The funding is paid by the NHS directly to care homes who employ registered nurses. This allows care home residents with specific healthcare needs to benefit from direct nursing care and services.
Registered nurses provide support to people with a variety of needs, including people with learning disabilities, those living with enduring physical or mental health needs and various conditions associated with old age. This type of nursing requires a range of skills and training, with the extra funding supporting this important role.
The additional funds will help cover the costs of nursing care and support the staff that provide it, ensuring the vital service can continue to support the needs of residents and all those who rely on it.
Providing nursing care within care homes also helps reduce the pressure on hospitals where the government’s record funding can be used to help clear the COVID-19 backlog.
Minister for Care Gillian Keegan said: Our brilliant adult social care nurses work tirelessly to support people living with a variety of health needs.
Increasing the weekly rate and the retrospective uplift reflects the cost of this vital work which is carried by our valued and skilled workforce to help those who need it.
It is right we continue to review the cost of this care to ensure nurses can continue providing excellent care and support the needs of their residents.
The rates are based on new research conducted by the Department of Health and Social Care in 2021 through a cost collection survey that was sent to nursing home providers.
Chief Nurse for Adult Social Care Deborah Sturdy said:
Nurses across social care play an essential role in delivering high-quality, complex care to those who require the skills and expertise of registered nurses.
This funding is vital to supporting their role in planning and providing care.

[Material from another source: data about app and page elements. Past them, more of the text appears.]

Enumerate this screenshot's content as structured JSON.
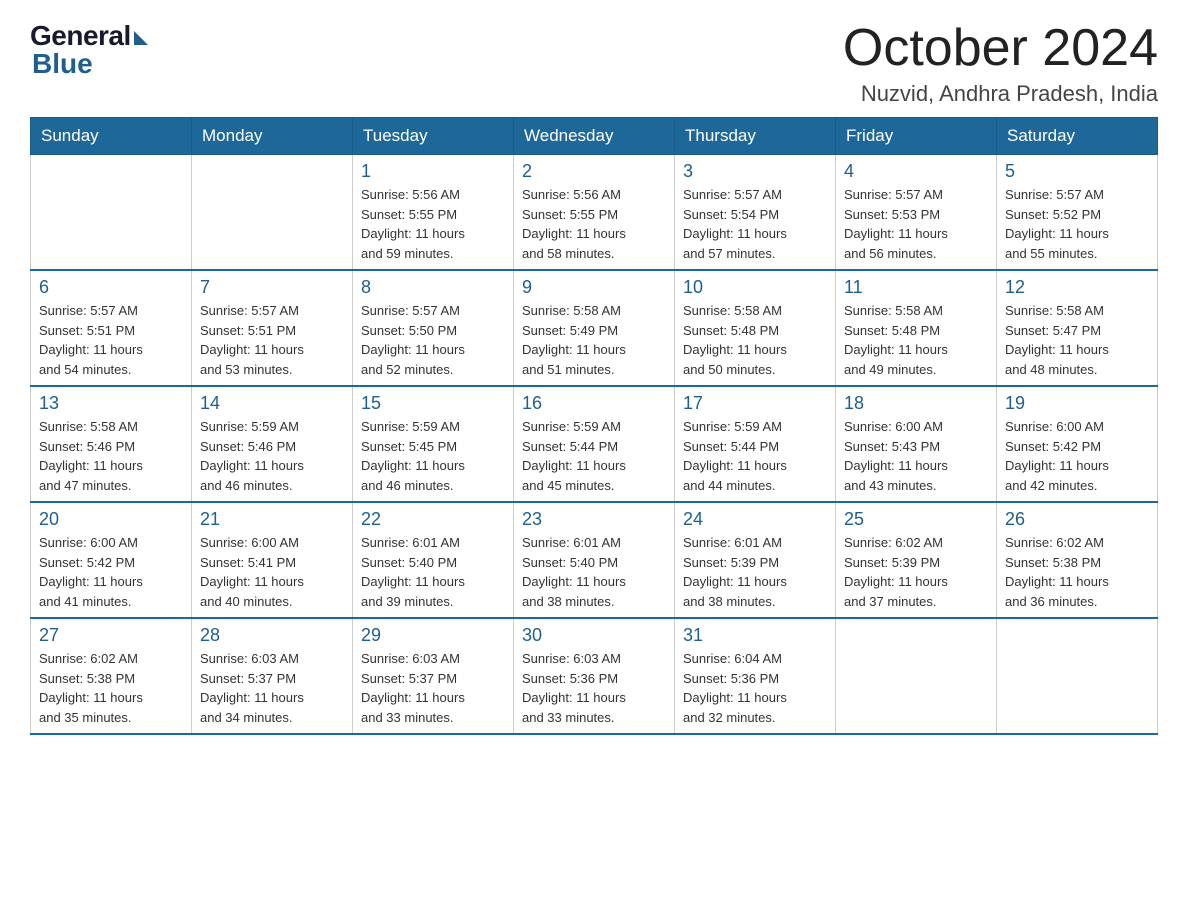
{
  "header": {
    "logo": {
      "general": "General",
      "blue": "Blue"
    },
    "title": "October 2024",
    "location": "Nuzvid, Andhra Pradesh, India"
  },
  "calendar": {
    "days_of_week": [
      "Sunday",
      "Monday",
      "Tuesday",
      "Wednesday",
      "Thursday",
      "Friday",
      "Saturday"
    ],
    "weeks": [
      [
        {
          "day": "",
          "info": ""
        },
        {
          "day": "",
          "info": ""
        },
        {
          "day": "1",
          "info": "Sunrise: 5:56 AM\nSunset: 5:55 PM\nDaylight: 11 hours\nand 59 minutes."
        },
        {
          "day": "2",
          "info": "Sunrise: 5:56 AM\nSunset: 5:55 PM\nDaylight: 11 hours\nand 58 minutes."
        },
        {
          "day": "3",
          "info": "Sunrise: 5:57 AM\nSunset: 5:54 PM\nDaylight: 11 hours\nand 57 minutes."
        },
        {
          "day": "4",
          "info": "Sunrise: 5:57 AM\nSunset: 5:53 PM\nDaylight: 11 hours\nand 56 minutes."
        },
        {
          "day": "5",
          "info": "Sunrise: 5:57 AM\nSunset: 5:52 PM\nDaylight: 11 hours\nand 55 minutes."
        }
      ],
      [
        {
          "day": "6",
          "info": "Sunrise: 5:57 AM\nSunset: 5:51 PM\nDaylight: 11 hours\nand 54 minutes."
        },
        {
          "day": "7",
          "info": "Sunrise: 5:57 AM\nSunset: 5:51 PM\nDaylight: 11 hours\nand 53 minutes."
        },
        {
          "day": "8",
          "info": "Sunrise: 5:57 AM\nSunset: 5:50 PM\nDaylight: 11 hours\nand 52 minutes."
        },
        {
          "day": "9",
          "info": "Sunrise: 5:58 AM\nSunset: 5:49 PM\nDaylight: 11 hours\nand 51 minutes."
        },
        {
          "day": "10",
          "info": "Sunrise: 5:58 AM\nSunset: 5:48 PM\nDaylight: 11 hours\nand 50 minutes."
        },
        {
          "day": "11",
          "info": "Sunrise: 5:58 AM\nSunset: 5:48 PM\nDaylight: 11 hours\nand 49 minutes."
        },
        {
          "day": "12",
          "info": "Sunrise: 5:58 AM\nSunset: 5:47 PM\nDaylight: 11 hours\nand 48 minutes."
        }
      ],
      [
        {
          "day": "13",
          "info": "Sunrise: 5:58 AM\nSunset: 5:46 PM\nDaylight: 11 hours\nand 47 minutes."
        },
        {
          "day": "14",
          "info": "Sunrise: 5:59 AM\nSunset: 5:46 PM\nDaylight: 11 hours\nand 46 minutes."
        },
        {
          "day": "15",
          "info": "Sunrise: 5:59 AM\nSunset: 5:45 PM\nDaylight: 11 hours\nand 46 minutes."
        },
        {
          "day": "16",
          "info": "Sunrise: 5:59 AM\nSunset: 5:44 PM\nDaylight: 11 hours\nand 45 minutes."
        },
        {
          "day": "17",
          "info": "Sunrise: 5:59 AM\nSunset: 5:44 PM\nDaylight: 11 hours\nand 44 minutes."
        },
        {
          "day": "18",
          "info": "Sunrise: 6:00 AM\nSunset: 5:43 PM\nDaylight: 11 hours\nand 43 minutes."
        },
        {
          "day": "19",
          "info": "Sunrise: 6:00 AM\nSunset: 5:42 PM\nDaylight: 11 hours\nand 42 minutes."
        }
      ],
      [
        {
          "day": "20",
          "info": "Sunrise: 6:00 AM\nSunset: 5:42 PM\nDaylight: 11 hours\nand 41 minutes."
        },
        {
          "day": "21",
          "info": "Sunrise: 6:00 AM\nSunset: 5:41 PM\nDaylight: 11 hours\nand 40 minutes."
        },
        {
          "day": "22",
          "info": "Sunrise: 6:01 AM\nSunset: 5:40 PM\nDaylight: 11 hours\nand 39 minutes."
        },
        {
          "day": "23",
          "info": "Sunrise: 6:01 AM\nSunset: 5:40 PM\nDaylight: 11 hours\nand 38 minutes."
        },
        {
          "day": "24",
          "info": "Sunrise: 6:01 AM\nSunset: 5:39 PM\nDaylight: 11 hours\nand 38 minutes."
        },
        {
          "day": "25",
          "info": "Sunrise: 6:02 AM\nSunset: 5:39 PM\nDaylight: 11 hours\nand 37 minutes."
        },
        {
          "day": "26",
          "info": "Sunrise: 6:02 AM\nSunset: 5:38 PM\nDaylight: 11 hours\nand 36 minutes."
        }
      ],
      [
        {
          "day": "27",
          "info": "Sunrise: 6:02 AM\nSunset: 5:38 PM\nDaylight: 11 hours\nand 35 minutes."
        },
        {
          "day": "28",
          "info": "Sunrise: 6:03 AM\nSunset: 5:37 PM\nDaylight: 11 hours\nand 34 minutes."
        },
        {
          "day": "29",
          "info": "Sunrise: 6:03 AM\nSunset: 5:37 PM\nDaylight: 11 hours\nand 33 minutes."
        },
        {
          "day": "30",
          "info": "Sunrise: 6:03 AM\nSunset: 5:36 PM\nDaylight: 11 hours\nand 33 minutes."
        },
        {
          "day": "31",
          "info": "Sunrise: 6:04 AM\nSunset: 5:36 PM\nDaylight: 11 hours\nand 32 minutes."
        },
        {
          "day": "",
          "info": ""
        },
        {
          "day": "",
          "info": ""
        }
      ]
    ]
  }
}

The retrospective COVID-19 uplift provides additional payments of £21.93 per resident per week for 2021 to 2022.
Before 2007, there were 3 rates for NHS-funded nursing care based on need. After 2007, a single rate was introduced with the higher rate remaining for those who were already on this rate before 2007.
For those on the higher band, the retrospective increase for 2021 to 2022 will mean an extra £30.17 per resident per week. The higher band rate for 2022 to 2023, with the increase, will be £287.78 per week.

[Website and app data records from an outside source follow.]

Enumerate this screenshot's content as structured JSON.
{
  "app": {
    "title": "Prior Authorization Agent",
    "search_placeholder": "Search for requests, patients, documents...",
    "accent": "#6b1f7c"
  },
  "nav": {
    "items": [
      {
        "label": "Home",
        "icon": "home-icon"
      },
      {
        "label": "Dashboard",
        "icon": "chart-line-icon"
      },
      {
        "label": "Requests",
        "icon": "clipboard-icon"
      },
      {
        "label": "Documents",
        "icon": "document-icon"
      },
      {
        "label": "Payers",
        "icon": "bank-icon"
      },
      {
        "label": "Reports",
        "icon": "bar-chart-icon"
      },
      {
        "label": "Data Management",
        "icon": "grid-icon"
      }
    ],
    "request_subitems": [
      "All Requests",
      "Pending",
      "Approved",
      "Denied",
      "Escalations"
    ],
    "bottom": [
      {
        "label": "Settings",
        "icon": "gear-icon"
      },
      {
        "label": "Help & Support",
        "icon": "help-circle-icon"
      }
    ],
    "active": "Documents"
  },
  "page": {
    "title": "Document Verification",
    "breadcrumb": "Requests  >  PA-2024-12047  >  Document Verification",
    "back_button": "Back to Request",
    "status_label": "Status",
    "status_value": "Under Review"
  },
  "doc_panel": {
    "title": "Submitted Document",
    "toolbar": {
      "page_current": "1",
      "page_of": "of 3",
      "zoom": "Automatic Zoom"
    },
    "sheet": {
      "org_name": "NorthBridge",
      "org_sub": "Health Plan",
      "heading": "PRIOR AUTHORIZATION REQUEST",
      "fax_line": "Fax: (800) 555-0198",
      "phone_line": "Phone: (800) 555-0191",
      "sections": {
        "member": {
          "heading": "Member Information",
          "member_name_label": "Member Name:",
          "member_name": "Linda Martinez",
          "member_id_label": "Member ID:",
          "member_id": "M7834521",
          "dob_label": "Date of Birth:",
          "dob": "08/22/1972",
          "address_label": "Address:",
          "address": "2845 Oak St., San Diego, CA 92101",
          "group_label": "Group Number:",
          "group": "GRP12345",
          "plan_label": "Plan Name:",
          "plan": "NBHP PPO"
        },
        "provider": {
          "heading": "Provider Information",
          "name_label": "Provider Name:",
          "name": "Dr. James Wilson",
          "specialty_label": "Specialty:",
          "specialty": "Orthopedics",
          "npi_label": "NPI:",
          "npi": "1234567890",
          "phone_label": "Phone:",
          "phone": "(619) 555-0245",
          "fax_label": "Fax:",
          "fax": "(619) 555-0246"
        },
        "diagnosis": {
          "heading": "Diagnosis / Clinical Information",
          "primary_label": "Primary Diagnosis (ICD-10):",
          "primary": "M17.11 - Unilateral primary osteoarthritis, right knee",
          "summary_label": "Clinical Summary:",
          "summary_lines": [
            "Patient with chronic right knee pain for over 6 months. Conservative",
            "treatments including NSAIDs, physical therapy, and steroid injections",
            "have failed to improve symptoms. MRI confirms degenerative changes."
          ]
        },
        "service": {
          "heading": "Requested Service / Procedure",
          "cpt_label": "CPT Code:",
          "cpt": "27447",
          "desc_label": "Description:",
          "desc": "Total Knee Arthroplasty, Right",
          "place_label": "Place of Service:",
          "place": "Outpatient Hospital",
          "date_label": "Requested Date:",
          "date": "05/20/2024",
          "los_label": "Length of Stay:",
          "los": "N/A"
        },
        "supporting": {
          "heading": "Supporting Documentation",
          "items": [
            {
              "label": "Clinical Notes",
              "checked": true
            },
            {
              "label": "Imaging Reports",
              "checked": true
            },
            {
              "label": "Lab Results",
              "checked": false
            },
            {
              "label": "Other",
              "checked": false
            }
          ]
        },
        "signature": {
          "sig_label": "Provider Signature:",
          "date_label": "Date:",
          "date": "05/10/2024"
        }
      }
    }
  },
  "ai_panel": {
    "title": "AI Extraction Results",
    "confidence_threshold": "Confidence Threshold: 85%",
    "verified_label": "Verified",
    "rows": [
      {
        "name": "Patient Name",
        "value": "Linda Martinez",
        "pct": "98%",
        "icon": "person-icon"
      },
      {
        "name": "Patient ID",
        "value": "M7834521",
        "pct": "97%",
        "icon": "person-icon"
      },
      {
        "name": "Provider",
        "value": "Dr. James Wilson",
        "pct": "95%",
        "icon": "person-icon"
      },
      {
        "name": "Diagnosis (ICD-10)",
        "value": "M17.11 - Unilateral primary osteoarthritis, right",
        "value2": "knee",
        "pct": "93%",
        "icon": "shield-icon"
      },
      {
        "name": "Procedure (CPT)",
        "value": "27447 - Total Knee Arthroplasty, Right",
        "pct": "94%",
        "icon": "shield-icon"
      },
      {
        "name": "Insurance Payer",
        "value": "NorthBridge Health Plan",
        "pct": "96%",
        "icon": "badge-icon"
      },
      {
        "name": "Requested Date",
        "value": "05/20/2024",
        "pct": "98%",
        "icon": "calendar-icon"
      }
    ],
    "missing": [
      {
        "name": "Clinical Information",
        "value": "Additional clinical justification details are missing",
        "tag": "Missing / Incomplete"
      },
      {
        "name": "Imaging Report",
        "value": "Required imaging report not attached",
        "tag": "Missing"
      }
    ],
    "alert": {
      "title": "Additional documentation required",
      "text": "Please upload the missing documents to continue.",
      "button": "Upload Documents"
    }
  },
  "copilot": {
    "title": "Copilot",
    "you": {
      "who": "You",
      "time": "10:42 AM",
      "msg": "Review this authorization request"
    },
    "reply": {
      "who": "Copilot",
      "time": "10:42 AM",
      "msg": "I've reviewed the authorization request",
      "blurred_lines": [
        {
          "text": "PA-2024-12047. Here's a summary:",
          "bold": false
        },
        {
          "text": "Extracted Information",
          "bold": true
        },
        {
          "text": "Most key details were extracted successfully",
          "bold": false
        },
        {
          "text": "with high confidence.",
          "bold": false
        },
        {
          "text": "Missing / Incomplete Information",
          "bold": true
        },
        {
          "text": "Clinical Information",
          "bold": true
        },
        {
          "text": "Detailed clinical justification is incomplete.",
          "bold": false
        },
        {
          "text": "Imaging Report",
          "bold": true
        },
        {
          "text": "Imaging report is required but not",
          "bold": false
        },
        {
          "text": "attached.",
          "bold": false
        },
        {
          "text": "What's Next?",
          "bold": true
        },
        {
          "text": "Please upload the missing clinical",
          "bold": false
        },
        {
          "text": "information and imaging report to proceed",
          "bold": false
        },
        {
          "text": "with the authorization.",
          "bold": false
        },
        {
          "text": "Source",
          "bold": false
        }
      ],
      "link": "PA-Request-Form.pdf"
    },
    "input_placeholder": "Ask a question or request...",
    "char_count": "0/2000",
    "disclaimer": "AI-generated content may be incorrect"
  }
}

This is another example of a period of unprecedented investment and improvements across adult social care. The £5.4 billion from the Health and Social Care Levy over the next 3 years includes £1.4 billion to ensure local authorities pay a fairer rate for care and £500 million to develop the wider care workforce.
From October 2023, people who draw on care and support will no longer face unpredictable care costs thanks to the government’s charging reform with 5 trailblazing local authorities turning charging reform on early so we can learn lessons and ensure a smooth national transition to the new system.

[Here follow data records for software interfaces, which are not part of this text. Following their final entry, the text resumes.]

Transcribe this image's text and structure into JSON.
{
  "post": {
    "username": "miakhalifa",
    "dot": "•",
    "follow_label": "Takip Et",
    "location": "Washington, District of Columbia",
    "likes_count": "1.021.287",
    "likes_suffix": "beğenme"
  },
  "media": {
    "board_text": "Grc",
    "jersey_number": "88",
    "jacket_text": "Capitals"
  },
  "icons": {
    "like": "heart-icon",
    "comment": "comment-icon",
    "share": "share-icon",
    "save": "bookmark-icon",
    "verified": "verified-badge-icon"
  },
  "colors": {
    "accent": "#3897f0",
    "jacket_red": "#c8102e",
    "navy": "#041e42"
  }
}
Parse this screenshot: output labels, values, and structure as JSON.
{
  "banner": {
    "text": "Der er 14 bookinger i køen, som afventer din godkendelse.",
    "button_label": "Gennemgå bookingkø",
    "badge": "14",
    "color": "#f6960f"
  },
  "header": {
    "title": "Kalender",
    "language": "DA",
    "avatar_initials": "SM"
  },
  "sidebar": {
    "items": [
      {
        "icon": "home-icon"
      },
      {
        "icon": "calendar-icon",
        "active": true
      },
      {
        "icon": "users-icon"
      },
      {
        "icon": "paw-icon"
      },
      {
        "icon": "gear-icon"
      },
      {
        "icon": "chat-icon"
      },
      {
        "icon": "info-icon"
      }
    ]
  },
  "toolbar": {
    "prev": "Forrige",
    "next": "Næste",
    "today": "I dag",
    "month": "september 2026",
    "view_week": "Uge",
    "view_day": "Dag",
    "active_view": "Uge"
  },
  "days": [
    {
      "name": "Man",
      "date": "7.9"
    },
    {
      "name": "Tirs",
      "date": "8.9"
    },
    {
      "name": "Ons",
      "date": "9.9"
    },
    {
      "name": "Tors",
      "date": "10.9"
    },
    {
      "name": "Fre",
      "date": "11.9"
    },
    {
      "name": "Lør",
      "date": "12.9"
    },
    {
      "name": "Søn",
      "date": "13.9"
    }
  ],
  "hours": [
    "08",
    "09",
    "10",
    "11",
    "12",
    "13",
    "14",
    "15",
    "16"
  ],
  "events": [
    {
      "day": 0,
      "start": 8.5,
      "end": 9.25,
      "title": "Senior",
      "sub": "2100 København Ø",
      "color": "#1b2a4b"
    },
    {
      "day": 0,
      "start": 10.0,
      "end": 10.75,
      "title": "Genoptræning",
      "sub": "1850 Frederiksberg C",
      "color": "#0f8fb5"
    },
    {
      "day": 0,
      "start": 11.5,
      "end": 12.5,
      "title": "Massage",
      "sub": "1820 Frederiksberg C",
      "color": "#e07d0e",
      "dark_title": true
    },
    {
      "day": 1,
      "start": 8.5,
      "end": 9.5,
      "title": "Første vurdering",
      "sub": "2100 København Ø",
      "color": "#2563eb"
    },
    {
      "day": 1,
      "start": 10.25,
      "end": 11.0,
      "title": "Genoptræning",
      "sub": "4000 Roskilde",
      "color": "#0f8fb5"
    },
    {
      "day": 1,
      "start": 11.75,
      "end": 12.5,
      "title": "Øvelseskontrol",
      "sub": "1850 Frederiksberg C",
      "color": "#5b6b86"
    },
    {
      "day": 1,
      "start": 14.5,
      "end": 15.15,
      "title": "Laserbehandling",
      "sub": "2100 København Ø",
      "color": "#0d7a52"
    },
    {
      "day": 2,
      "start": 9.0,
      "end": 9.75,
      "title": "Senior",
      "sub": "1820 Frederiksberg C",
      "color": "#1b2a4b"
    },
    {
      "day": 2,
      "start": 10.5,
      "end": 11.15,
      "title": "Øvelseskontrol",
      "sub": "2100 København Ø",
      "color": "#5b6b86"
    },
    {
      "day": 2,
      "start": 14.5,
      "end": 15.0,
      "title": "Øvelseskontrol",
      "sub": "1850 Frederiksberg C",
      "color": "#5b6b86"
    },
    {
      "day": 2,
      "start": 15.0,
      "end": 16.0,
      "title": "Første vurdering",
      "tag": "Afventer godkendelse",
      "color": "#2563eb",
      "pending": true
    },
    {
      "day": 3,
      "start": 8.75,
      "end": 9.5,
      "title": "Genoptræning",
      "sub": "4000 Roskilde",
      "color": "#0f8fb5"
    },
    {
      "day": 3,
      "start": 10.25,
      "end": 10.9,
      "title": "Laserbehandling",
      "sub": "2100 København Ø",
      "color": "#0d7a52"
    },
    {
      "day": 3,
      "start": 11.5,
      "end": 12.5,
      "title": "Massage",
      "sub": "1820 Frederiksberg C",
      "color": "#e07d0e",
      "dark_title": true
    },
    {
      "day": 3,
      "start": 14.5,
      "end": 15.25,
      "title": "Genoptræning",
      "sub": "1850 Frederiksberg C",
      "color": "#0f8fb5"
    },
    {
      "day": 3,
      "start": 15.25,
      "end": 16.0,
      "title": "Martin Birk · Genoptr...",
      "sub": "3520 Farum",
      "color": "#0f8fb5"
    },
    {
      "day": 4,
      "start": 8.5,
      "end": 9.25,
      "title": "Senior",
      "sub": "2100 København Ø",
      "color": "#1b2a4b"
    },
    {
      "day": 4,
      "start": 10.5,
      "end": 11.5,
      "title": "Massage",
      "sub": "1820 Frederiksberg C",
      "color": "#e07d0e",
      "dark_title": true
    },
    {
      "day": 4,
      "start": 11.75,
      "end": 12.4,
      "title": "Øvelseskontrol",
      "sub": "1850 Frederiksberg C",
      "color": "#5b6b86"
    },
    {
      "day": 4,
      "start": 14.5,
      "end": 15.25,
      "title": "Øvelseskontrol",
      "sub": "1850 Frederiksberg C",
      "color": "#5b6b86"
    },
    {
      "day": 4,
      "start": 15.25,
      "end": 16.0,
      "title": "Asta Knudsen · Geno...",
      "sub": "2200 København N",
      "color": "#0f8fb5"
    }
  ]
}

Together with the white papers on reform and integration, the government is fulfilling its promise to do what is necessary to develop world-leading care